The anonymous user, who claimed to have worked at Lyft, painted a lurid picture of how employees abused their unusually high access to customer data. Some would look up their ex-romantic partners, while others check whether their significant others were headed where they said.
This user claimed to have 'seen employees' do all this and more, including stalking attractive people they'd met while taking the multi-rider Lyft Line service. They'd even use the access to look up the 'rider ratings' and personal information of executives at Lyft and other companies -- one bragged about snagging Facebook CEO Mark Zuckerberg's phone number -- as well as Hollywood actresses and porn stars, according to The Information.
Each query into the customer database is logged and attributed to a specific employee, according to a statement provided to The Information. All employees are trained in data privacy and responsible use policy, which prohibit abusing customer data for reasons other than required by that employee's specific role. And, of course, they're required to sign confidentiality and "responsible use" agreements barring them from accessing, using or disclosing customer data beyond their job needs.
At least these are standard expectations for responsibility for a company handling customer data. Uber got in trouble two years ago for giving employees similar access to its user information in its 'God View' program, but characteristically didn't overtly restrict its workers from abusing it until the company was slapped with a $20,000 fine by the NY Attorney General's office.

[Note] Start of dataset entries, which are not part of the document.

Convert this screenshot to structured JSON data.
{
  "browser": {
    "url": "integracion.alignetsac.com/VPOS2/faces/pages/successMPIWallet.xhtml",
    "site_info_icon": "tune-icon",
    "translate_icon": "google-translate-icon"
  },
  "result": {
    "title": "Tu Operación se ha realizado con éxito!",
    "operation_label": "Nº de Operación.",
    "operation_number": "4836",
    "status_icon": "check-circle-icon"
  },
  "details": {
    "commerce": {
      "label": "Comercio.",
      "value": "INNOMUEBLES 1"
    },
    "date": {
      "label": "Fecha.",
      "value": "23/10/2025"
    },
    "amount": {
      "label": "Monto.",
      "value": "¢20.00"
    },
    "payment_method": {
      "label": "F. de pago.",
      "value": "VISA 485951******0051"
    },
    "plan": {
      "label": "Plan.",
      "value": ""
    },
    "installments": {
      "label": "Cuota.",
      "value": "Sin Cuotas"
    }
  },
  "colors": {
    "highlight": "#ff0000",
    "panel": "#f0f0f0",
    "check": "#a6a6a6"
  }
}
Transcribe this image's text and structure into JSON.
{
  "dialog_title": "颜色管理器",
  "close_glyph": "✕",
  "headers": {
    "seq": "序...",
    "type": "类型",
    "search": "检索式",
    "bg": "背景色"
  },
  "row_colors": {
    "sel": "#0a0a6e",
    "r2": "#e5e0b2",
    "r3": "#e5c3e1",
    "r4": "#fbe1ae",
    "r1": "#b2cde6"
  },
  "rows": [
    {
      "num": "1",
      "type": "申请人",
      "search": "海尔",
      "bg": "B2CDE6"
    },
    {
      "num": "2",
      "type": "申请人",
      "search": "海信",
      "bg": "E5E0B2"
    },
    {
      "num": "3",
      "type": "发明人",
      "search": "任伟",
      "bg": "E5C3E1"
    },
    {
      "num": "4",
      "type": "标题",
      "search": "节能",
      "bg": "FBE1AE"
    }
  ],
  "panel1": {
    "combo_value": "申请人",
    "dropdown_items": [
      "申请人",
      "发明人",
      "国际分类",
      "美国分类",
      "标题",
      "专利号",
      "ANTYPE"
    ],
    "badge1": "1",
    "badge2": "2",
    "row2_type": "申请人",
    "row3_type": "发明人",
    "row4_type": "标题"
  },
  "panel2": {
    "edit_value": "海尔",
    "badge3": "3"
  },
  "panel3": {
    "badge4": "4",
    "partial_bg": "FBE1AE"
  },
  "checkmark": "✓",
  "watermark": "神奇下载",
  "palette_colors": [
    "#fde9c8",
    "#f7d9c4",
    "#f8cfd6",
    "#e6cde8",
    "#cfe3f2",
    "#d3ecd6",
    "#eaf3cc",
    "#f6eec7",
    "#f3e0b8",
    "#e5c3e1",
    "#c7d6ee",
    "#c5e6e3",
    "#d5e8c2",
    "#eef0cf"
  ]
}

We've reached out to Lyft for comment and will include it when we hear back.